Love, adoptions grow in Island County
November 27, 2009 · Updated 11:14 AM
Four lucky kids found their way into permanent, loving homes Friday. The union of parents and children took place at Island County Superior Court, where the historically closed-court adoption proceedings were open to the public in honor of National Adoption Day.
“This is one of my favorite days each year,” said Jan Stettler, supervisor of the Child Welfare unit of Children’s Administration before the proceedings began. “These children came into state custody because of problems with their biological families.”
Those families, she said, made the very difficult decision to give their children to the state so they may have a better life with another family.
In some cases, those children may find their way back to family ties, as did 8-year-old Chandra and her sister, 6-year-old Jaylee, who were adopted by their grandparents, Linda and Clarence Wallace.
“It’s been a long road,” Linda said at a party following the event. “It’s a closing of one book and an opening to another.”
The Wallace family invited family and friends from Marysville to help them celebrate at the adoption ceremony.
“This is just part of our village,” Linda told Judge Alan Hancock as she pointed to the extended clan in the courtroom.
The next couple were Cherry and Gregory Tryon who added 4-year-old Johnny to their family, which also includes a grown child, two other foster children and four granddaughters.
“He’s a little confused, but excited,” Gregory said of little Johnny.
Last but not least, Bridget and Randy Thayer adopted Maddy, who will celebrate her first birthday next Wednesday, Dec. 2.
The Thayers are no stranger to the Island County adoption process. Their family also includes three biological and six adopted children ranging in age from almost one to 25-years-old.
“This is by far our biggest group,” Hancock said. “I hope that’s a reflection of our efforts.”
Island County’s foster child count nearly doubled from 2008 to 2009. Last year, 11 children found forever homes, Hancock said. So far this year, 21 children have been adopted. And there’s still one month left before 2010.
Where the children are
• As of Jan. 1, 2009, there were 9,546 children who lived in foster care or relative placement homes in Washington, according to the Washington State Department of Social and Health Services, Children’s Administration.
• From July 1, 2008 through June 30, 2009, there were a record 1,701 foster children adopted to new homes in Washington. In an average year about 1,150 foster children are adopted.
• The median stay in foster care for children living in Washington is less than two years. Nationwide, it’s more than three years.
• Private adoption costs can range from $4,000 to $40,000, while foster child adoptions are generally limited to attorney fees.
• DSHS Children’s Administration adoption information web page: http://www1.dshs.wa.gov/ca/adopt/index.asp
• Families for Kids, provides information and training to potential adoptive parents: http://www.lcsnw.org/ffk/index.html, or call 888-794-1794

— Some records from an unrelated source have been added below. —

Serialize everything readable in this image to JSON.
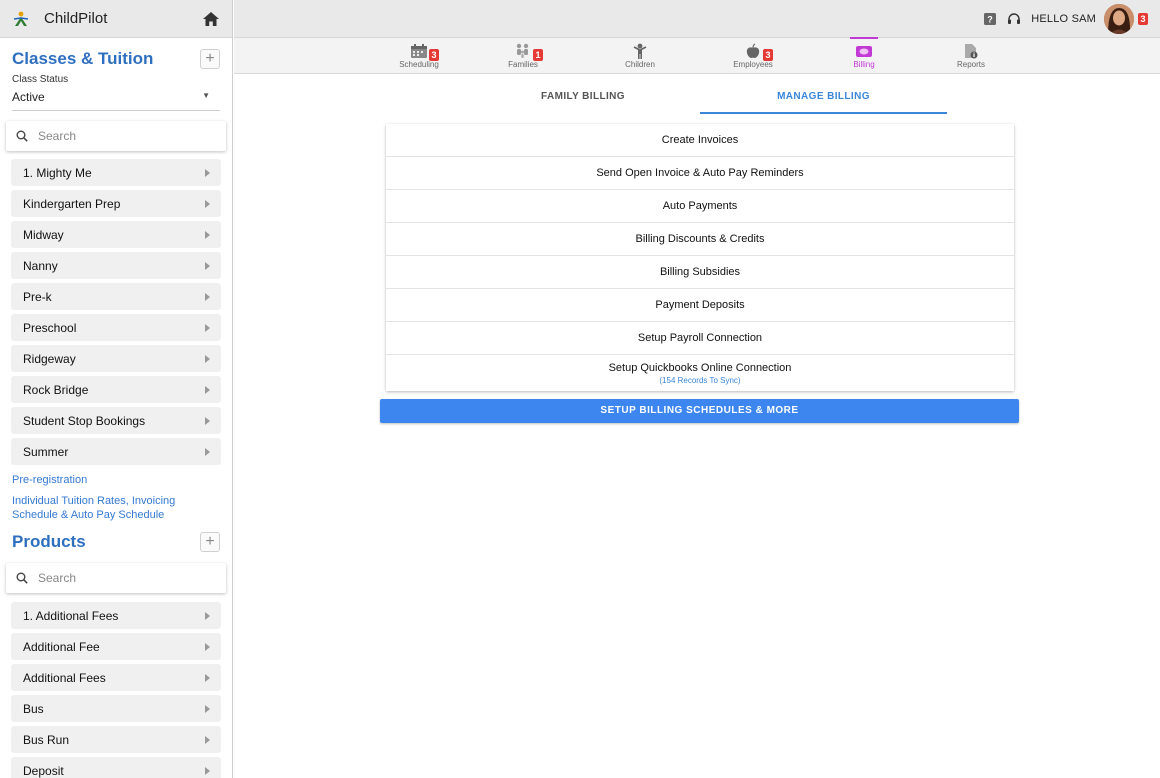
{
  "app": {
    "name": "ChildPilot"
  },
  "topbar": {
    "greeting": "HELLO SAM",
    "notifications": "3"
  },
  "modules": [
    {
      "label": "Scheduling",
      "badge": "3",
      "icon": "calendar-icon"
    },
    {
      "label": "Families",
      "badge": "1",
      "icon": "family-icon"
    },
    {
      "label": "Children",
      "badge": "",
      "icon": "child-icon"
    },
    {
      "label": "Employees",
      "badge": "3",
      "icon": "apple-icon"
    },
    {
      "label": "Billing",
      "badge": "",
      "icon": "billing-icon",
      "active": true
    },
    {
      "label": "Reports",
      "badge": "",
      "icon": "report-icon"
    }
  ],
  "sidebar": {
    "classes": {
      "title": "Classes & Tuition",
      "status_label": "Class Status",
      "status_value": "Active",
      "search_placeholder": "Search",
      "items": [
        "1. Mighty Me",
        "Kindergarten Prep",
        "Midway",
        "Nanny",
        "Pre-k",
        "Preschool",
        "Ridgeway",
        "Rock Bridge",
        "Student Stop Bookings",
        "Summer"
      ],
      "link_preregistration": "Pre-registration",
      "link_tuition_line1": "Individual Tuition Rates, Invoicing",
      "link_tuition_line2": "Schedule & Auto Pay Schedule"
    },
    "products": {
      "title": "Products",
      "search_placeholder": "Search",
      "items": [
        "1. Additional Fees",
        "Additional Fee",
        "Additional Fees",
        "Bus",
        "Bus Run",
        "Deposit"
      ]
    }
  },
  "tabs": {
    "family_billing": "FAMILY BILLING",
    "manage_billing": "MANAGE BILLING"
  },
  "menu": {
    "items": [
      "Create Invoices",
      "Send Open Invoice & Auto Pay Reminders",
      "Auto Payments",
      "Billing Discounts & Credits",
      "Billing Subsidies",
      "Payment Deposits",
      "Setup Payroll Connection",
      "Setup Quickbooks Online Connection"
    ],
    "quickbooks_sub": "(154 Records To Sync)"
  },
  "primary_button": "SETUP BILLING SCHEDULES & MORE",
  "colors": {
    "accent_blue": "#3a86d9",
    "billing_purple": "#c23ad6",
    "badge_red": "#e53935",
    "button_blue": "#3d86f0"
  }
}
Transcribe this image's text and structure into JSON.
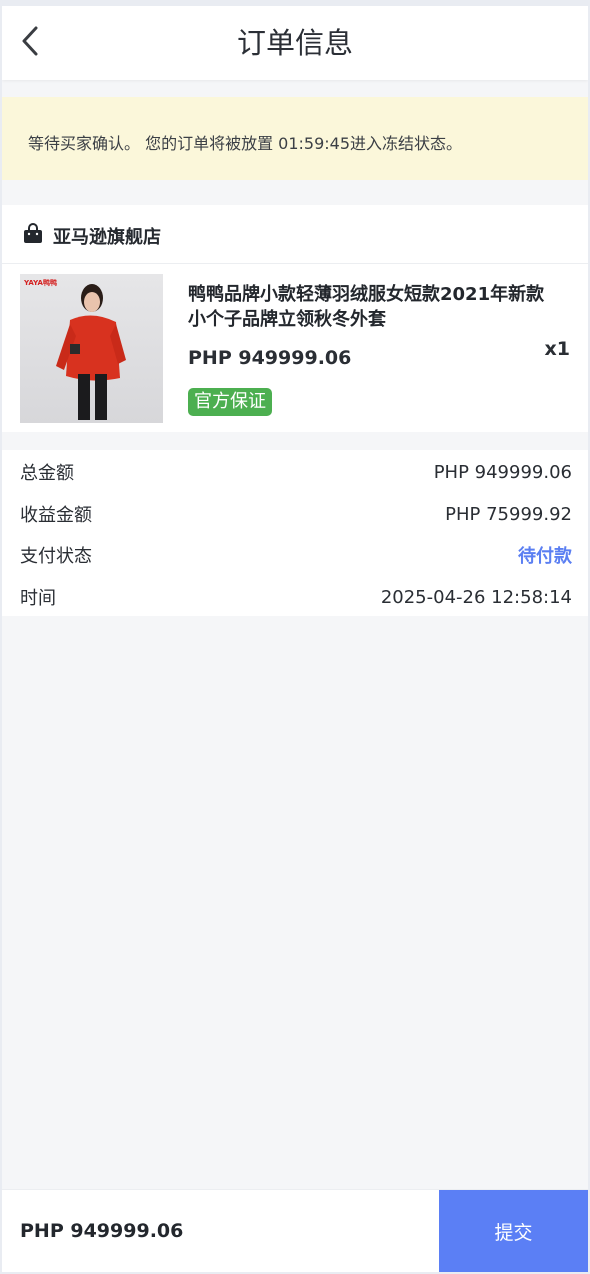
{
  "header": {
    "title": "订单信息",
    "back_icon": "chevron-left-icon"
  },
  "notice": {
    "text": "等待买家确认。 您的订单将被放置 01:59:45进入冻结状态。",
    "bg_color": "#fbf7da"
  },
  "store": {
    "icon": "shopping-bag-icon",
    "name": "亚马逊旗舰店"
  },
  "product": {
    "thumb_brand": "YAYA鸭鸭",
    "name": "鸭鸭品牌小款轻薄羽绒服女短款2021年新款小个子品牌立领秋冬外套",
    "price": "PHP 949999.06",
    "quantity": "x1",
    "badge": "官方保证",
    "badge_color": "#4caf50"
  },
  "summary": {
    "rows": [
      {
        "label": "总金额",
        "value": "PHP 949999.06"
      },
      {
        "label": "收益金额",
        "value": "PHP 75999.92"
      },
      {
        "label": "支付状态",
        "value": "待付款"
      },
      {
        "label": "时间",
        "value": "2025-04-26 12:58:14"
      }
    ],
    "status_color": "#5b7ff2"
  },
  "footer": {
    "total": "PHP 949999.06",
    "submit_label": "提交",
    "accent_color": "#5b7ff5"
  }
}
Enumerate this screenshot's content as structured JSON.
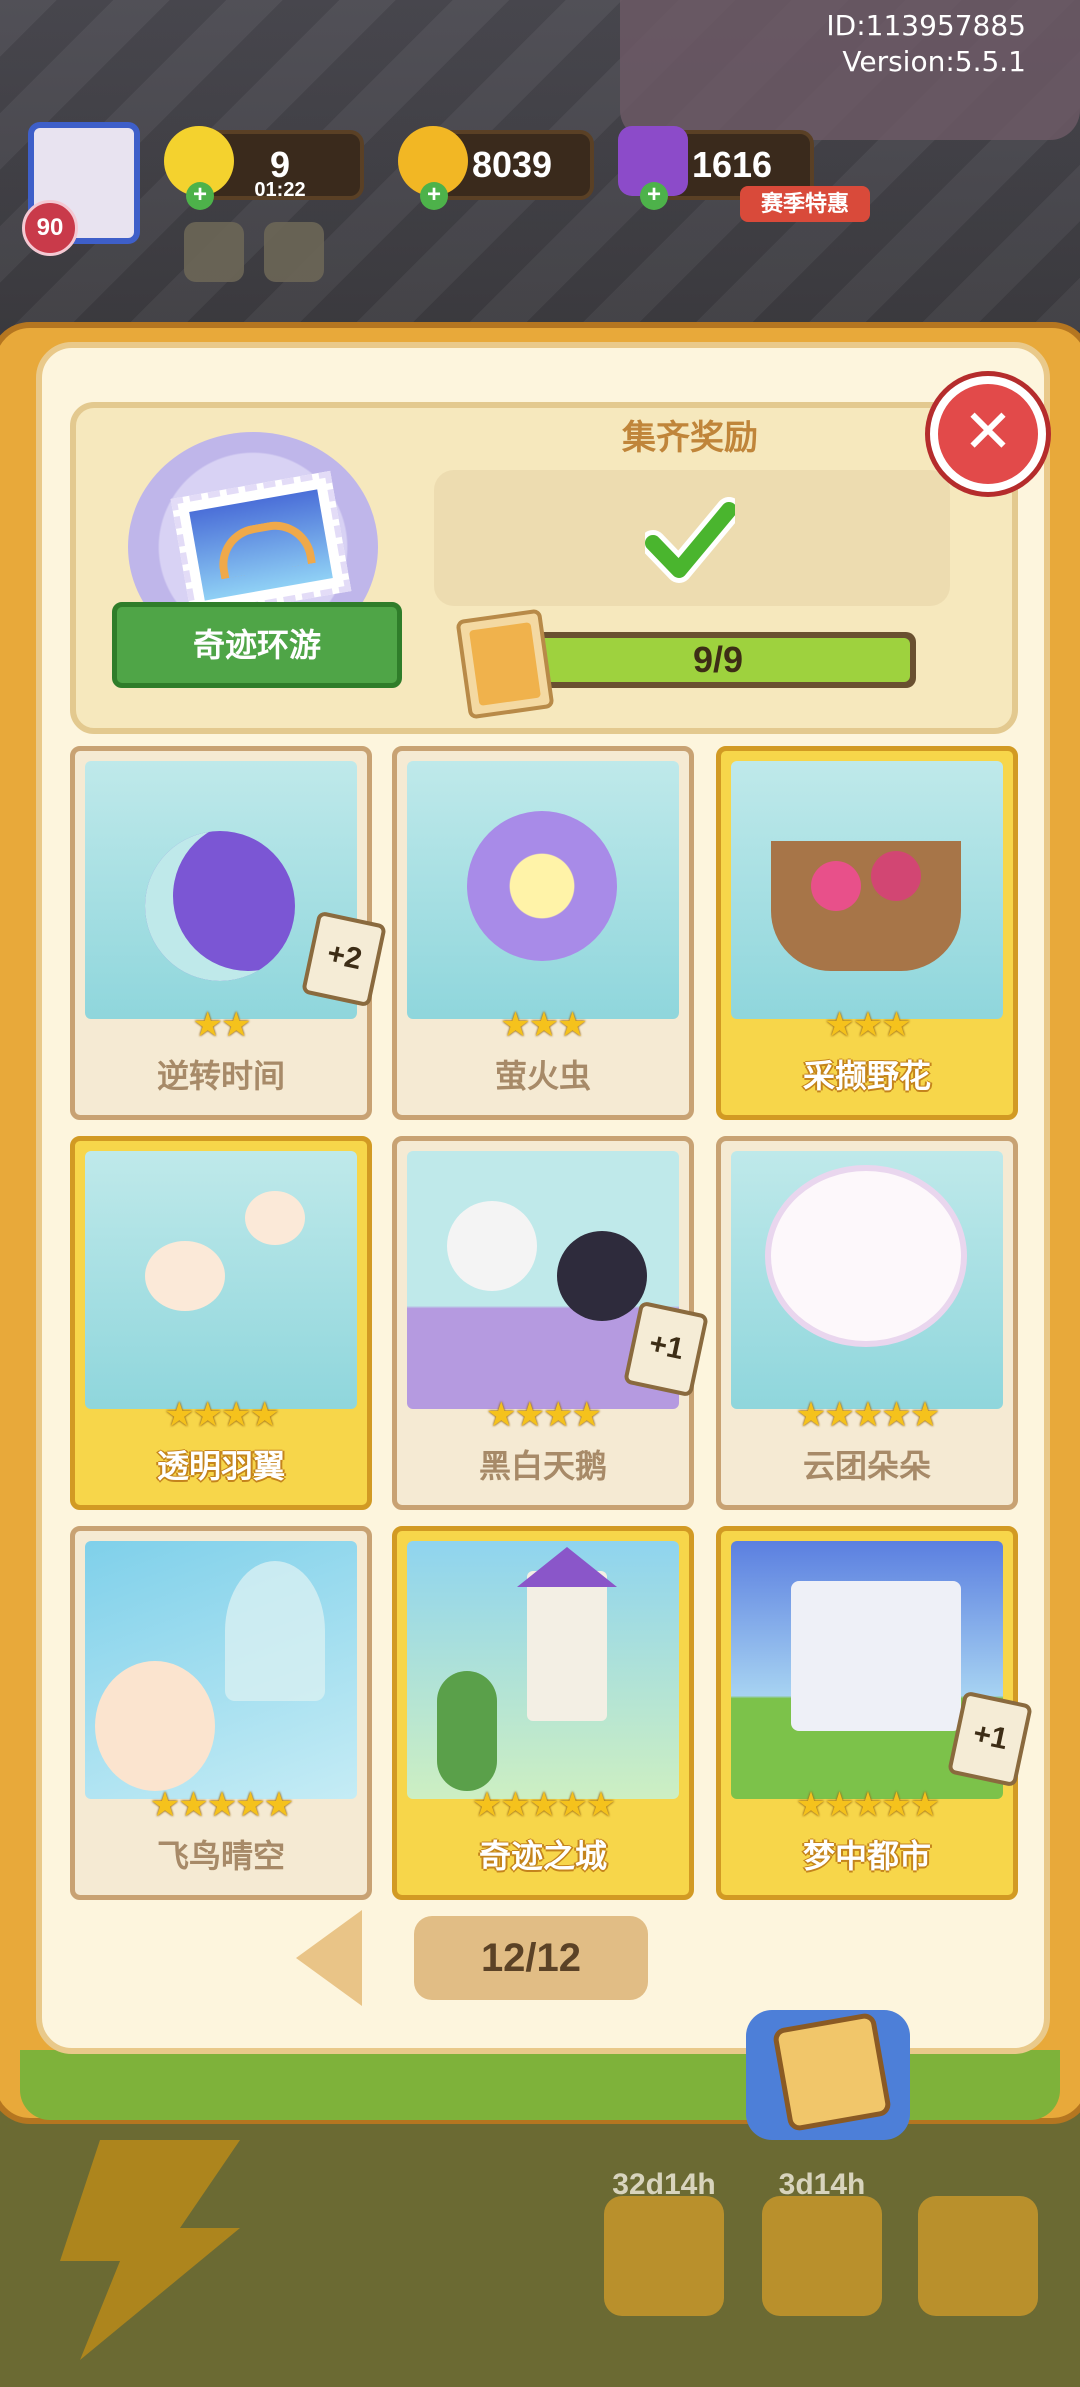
{
  "hud": {
    "id_text": "ID:113957885",
    "version_text": "Version:5.5.1",
    "level": "90",
    "energy": "9",
    "energy_timer": "01:22",
    "coins": "8039",
    "gems": "1616",
    "season_sale": "赛季特惠"
  },
  "collection": {
    "set_name": "奇迹环游",
    "reward_title": "集齐奖励",
    "progress_text": "9/9",
    "progress": 1.0,
    "close_icon": "close-icon",
    "check_icon": "checkmark-icon"
  },
  "cards": [
    {
      "name": "逆转时间",
      "stars": "★★",
      "badge": "+2",
      "gold": false
    },
    {
      "name": "萤火虫",
      "stars": "★★★",
      "badge": "",
      "gold": false
    },
    {
      "name": "采撷野花",
      "stars": "★★★",
      "badge": "",
      "gold": true
    },
    {
      "name": "透明羽翼",
      "stars": "★★★★",
      "badge": "",
      "gold": true
    },
    {
      "name": "黑白天鹅",
      "stars": "★★★★",
      "badge": "+1",
      "gold": false
    },
    {
      "name": "云团朵朵",
      "stars": "★★★★★",
      "badge": "",
      "gold": false
    },
    {
      "name": "飞鸟晴空",
      "stars": "★★★★★",
      "badge": "",
      "gold": false
    },
    {
      "name": "奇迹之城",
      "stars": "★★★★★",
      "badge": "",
      "gold": true
    },
    {
      "name": "梦中都市",
      "stars": "★★★★★",
      "badge": "+1",
      "gold": true
    }
  ],
  "pager": {
    "text": "12/12"
  },
  "lower": {
    "timer1": "32d14h",
    "timer2": "3d14h"
  },
  "colors": {
    "accent_gold": "#f7d64a",
    "close_red": "#e24a4a",
    "progress_green": "#9ed23e"
  }
}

• Northwest Adoption Exchange, information and services for adoption of special needs children: www.nwae.org, 800-927-9411,
• Foster Parent Association of Washington: www.fpaws.org/, or call 800-391-2273.